By Vijay Jayaraj
On the weekend of August 10–11, as if in chorus, major online news websites called on people to stop consuming meat. The calls echoed a recent United Nations report that recommended doing so to fight climate change.
It surprised many, but there are other more surprising facts about climate change that are hardly published in our everyday news media.
Below are some facts—scientifically recognized and published in peer-reviewed journals—that may raise your eyebrows.
1. Climate Has Always Changed—Always
All proxy temperature data sets reveal that there have been cyclical changes in climate in the past 10,000 years. There is not a single climate scientist who denies this well-established fact. It doesn’t matter what your position on the causes and magnitude and danger (or not) of current climate change is—you have to be on board on this one. Climate has always changed. And it has changed in both directions, hot and cold. Until at least the 17th century, all these changes occurred when almost all humans were hunters, gatherers, and farmers.
2. Temperature Increase in the Past Was Not Caused by Humans
Industrialization did not happen until the 17th century. Therefore, no prior changes in climate were driven by human emissions of carbon dioxide. In the last 2,000 years alone, global temperatures rose at least twice (around the 1st and 10th centuries) to levels very similar to today’s, and neither of those warm periods were caused by humans.
3. The Arctic and Antarctic Are Doing Better than Ever!
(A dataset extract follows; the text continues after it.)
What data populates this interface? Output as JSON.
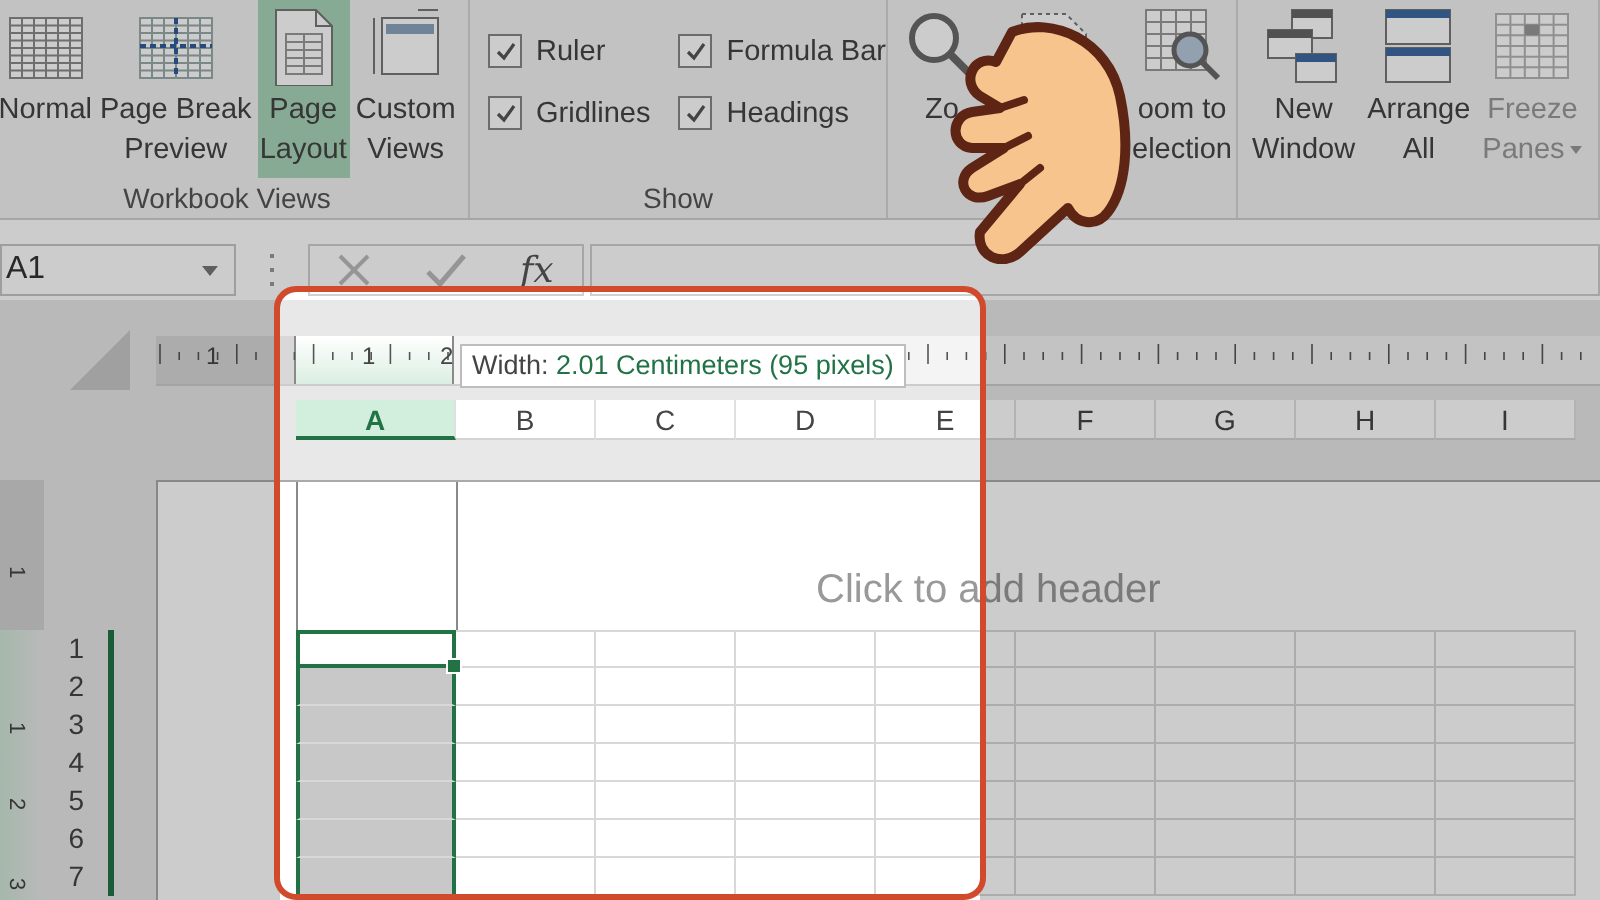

Yes, you read that right. The 10,000-year Holocene paleoclimatology records reveal that both the Arctic and Antarctic are in some of their healthiest states. The only better period for the poles was the 17th century, during the Little Ice Age, when the ice mass levels were higher than today’s. For the larger part of the past 10,000 years, the ice mass levels were lower than today’s. Despite huge losses in recent decades, ice mass levels are at or near their historic highs.